The 2015 school year was when I began dabbling around AI. The idea always amazed me. Everything from movie depictions of them to the real practical uses they have in modern day life was interesting, and I wanted to know more about it.
During the holiday break, I decided to dedicate my programming efforts towards learning Neural Networks. I knew a little bit about them before hand, like the architecture and the theory of how they worked, but had no idea how to implement them into my own projects. The wall avoider project was dedicated towards making a very, very simple Neural Network that progressively got better at avoiding walls using a genetic algorithm.
But first, I will briefly explain what Neural Networks are. In short, they are systems modeled after the human brain – that is, they use a set of ‘neurons and synapses’ that manipulate a given set of input data so that a desired output is reached. The issue is, however, that we do not know the correct weights and values necessary so that the network will give us our desired output. There are several ways of determining error/finding the best set of values so that a desired output is reached. For this project, I’ll be using a genetic algorithm to essentially determine the best network, and ‘breed’ it with other good networks, resulting in an equally if not better Neural Network. This occurs by choosing 2 Neural Networks that result in a long run (doesn’t hit the wall) and randomly choosing weights from both networks to result in a new Neural Network.

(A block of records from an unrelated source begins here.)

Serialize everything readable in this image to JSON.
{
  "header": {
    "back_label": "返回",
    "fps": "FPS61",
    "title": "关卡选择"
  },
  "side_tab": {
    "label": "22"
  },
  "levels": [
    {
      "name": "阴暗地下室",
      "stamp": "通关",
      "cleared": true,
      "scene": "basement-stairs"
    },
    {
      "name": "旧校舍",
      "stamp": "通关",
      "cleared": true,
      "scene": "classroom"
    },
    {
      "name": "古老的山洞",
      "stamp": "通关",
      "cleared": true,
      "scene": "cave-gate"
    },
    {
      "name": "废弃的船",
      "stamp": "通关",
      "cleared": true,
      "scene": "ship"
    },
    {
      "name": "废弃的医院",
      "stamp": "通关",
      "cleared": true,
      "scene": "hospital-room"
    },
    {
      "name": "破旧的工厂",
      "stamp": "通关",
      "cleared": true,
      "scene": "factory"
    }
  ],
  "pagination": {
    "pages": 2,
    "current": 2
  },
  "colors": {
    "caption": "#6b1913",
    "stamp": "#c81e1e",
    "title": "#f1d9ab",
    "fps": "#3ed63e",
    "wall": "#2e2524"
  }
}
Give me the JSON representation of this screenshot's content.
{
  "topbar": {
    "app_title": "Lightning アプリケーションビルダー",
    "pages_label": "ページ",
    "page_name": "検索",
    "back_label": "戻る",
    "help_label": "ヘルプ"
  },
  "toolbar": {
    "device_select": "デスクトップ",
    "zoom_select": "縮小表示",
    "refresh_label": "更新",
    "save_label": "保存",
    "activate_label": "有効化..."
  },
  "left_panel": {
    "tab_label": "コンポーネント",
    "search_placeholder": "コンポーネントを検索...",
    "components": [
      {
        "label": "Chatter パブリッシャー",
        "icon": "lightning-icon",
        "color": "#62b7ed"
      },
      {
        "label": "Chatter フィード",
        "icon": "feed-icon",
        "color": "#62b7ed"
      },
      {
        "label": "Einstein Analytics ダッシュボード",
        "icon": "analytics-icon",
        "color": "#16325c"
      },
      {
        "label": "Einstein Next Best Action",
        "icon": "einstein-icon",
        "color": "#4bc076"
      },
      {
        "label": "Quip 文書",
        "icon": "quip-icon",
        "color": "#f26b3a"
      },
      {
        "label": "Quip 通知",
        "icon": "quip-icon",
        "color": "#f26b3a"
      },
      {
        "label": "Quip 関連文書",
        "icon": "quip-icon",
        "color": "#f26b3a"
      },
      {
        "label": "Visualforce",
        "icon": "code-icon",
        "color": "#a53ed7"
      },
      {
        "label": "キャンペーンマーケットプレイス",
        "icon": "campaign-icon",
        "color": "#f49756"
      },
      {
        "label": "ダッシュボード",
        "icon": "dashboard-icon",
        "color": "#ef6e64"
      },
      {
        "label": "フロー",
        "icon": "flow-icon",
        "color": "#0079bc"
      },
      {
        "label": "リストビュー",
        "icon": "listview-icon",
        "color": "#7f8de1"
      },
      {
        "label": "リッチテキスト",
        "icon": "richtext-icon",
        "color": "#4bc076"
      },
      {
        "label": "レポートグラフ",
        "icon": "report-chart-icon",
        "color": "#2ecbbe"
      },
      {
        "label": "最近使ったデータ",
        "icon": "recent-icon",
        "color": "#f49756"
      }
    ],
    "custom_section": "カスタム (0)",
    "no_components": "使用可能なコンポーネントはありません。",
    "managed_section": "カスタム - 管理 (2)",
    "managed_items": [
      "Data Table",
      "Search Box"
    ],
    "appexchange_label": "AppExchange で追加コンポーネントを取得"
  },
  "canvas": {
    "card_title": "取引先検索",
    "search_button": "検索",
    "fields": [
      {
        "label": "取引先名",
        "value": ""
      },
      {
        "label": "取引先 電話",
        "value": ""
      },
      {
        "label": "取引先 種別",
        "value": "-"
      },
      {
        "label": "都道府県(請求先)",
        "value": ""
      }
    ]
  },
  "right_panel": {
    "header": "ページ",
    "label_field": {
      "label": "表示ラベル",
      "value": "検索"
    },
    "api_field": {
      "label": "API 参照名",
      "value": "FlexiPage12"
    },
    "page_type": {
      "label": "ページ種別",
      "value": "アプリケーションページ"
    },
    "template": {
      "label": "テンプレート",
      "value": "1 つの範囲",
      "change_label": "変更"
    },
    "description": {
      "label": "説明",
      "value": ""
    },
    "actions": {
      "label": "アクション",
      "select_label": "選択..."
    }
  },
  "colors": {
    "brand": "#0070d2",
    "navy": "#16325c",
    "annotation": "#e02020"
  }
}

Anatomy of a Neural Network.
My project’s Neural Network has 3 input nodes and 1 output node. The value of the input nodes is either a 1 or a 0, depending on whether or not its respective ‘eye’ (line extending from the center of the runner) hits a wall or not. These values are each multiplied by their respective weights (random at first, then altered through the genetic algorithm) and summed together, then put through an activation function. In my example I used a variation of a sigmoid function (1 / (1 + e^(-x)) as an activation function. Sigmoid functions are nice because their ranges are typically (0,1), resulting in either an ‘on’ or an ‘off’ setting. If the a(x) > 0.5, it turned right. If a(x) < 0.5, it turned left. If a(x) = 0.5, it didn’t turn at all.
Graphic of my Neural Network. i = input (eyes), W = weights, a = activation
After constructing this system, I began running tests. As the objective wasn’t a hard one to learn, the networks involved mastered the challenge quickly. In the gifs, you can see on the left the trial number and the fitness value (how well the network is doing) for each member of the population. p# = parent, c = child, and ^ indicates current best network.
Trial 1, struggling.
Trial 7, a pretty decent network is bred, but still room for improvement.
Trial 25, all networks are doing very well.
This was a great intro to Neural Networks. I definitely want to take this idea further and create deeper, more complex networks for harder tasks.
If you want the source code, you can get it here (Java, 26kb): https://drive.google.com/file/d/0Bz_0wgRmDpKqSVRvbXpzcm1VRVE/view?usp=sharing